All lines with the word "this" must be pulled from the entries below.
------
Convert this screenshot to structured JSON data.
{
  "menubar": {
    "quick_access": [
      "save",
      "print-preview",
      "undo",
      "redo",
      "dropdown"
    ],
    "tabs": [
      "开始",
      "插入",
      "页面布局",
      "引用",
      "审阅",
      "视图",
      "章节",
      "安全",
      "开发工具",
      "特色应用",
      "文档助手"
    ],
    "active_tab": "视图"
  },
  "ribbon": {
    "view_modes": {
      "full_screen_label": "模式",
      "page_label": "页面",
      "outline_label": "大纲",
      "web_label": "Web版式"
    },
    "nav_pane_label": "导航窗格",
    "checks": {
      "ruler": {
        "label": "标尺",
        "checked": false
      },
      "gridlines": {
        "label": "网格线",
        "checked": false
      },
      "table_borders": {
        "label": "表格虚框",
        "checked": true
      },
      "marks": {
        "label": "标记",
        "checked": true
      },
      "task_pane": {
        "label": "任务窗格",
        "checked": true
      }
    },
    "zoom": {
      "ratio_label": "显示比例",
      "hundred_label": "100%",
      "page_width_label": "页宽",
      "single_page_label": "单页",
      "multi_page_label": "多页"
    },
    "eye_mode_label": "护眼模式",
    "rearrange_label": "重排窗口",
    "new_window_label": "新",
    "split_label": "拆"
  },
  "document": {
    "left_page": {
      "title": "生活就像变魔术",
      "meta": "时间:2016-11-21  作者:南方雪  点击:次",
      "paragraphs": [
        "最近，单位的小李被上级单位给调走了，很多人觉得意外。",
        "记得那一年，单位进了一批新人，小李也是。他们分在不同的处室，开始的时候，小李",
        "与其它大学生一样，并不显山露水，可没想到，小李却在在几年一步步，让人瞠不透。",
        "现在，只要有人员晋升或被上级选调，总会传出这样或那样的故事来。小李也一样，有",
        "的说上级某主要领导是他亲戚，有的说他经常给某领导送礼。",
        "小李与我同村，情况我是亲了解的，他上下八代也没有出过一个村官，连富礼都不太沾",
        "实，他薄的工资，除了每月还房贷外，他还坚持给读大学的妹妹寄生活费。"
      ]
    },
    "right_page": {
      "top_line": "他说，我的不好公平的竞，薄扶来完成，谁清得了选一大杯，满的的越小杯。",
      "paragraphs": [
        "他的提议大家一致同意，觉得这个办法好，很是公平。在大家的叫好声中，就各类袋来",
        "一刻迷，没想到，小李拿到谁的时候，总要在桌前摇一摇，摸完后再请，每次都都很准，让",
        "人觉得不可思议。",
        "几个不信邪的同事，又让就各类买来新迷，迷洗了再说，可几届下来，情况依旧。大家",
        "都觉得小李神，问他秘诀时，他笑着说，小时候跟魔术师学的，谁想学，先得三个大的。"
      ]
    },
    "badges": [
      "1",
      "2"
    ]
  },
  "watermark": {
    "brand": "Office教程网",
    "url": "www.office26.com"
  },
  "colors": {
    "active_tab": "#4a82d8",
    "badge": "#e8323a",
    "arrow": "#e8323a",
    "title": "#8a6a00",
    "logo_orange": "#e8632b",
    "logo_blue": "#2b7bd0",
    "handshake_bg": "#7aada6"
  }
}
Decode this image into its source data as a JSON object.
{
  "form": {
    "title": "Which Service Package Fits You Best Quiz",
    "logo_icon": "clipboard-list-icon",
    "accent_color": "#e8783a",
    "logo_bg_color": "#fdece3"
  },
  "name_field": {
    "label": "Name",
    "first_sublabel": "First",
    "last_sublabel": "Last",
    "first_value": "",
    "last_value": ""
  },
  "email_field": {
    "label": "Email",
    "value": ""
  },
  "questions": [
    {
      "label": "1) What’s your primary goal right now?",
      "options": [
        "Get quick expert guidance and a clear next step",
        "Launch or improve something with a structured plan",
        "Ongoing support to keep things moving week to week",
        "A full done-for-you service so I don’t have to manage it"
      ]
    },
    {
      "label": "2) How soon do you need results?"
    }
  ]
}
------
_Task response_:
Convert this screenshot to structured JSON data.
Decode this image into its source data as a JSON object.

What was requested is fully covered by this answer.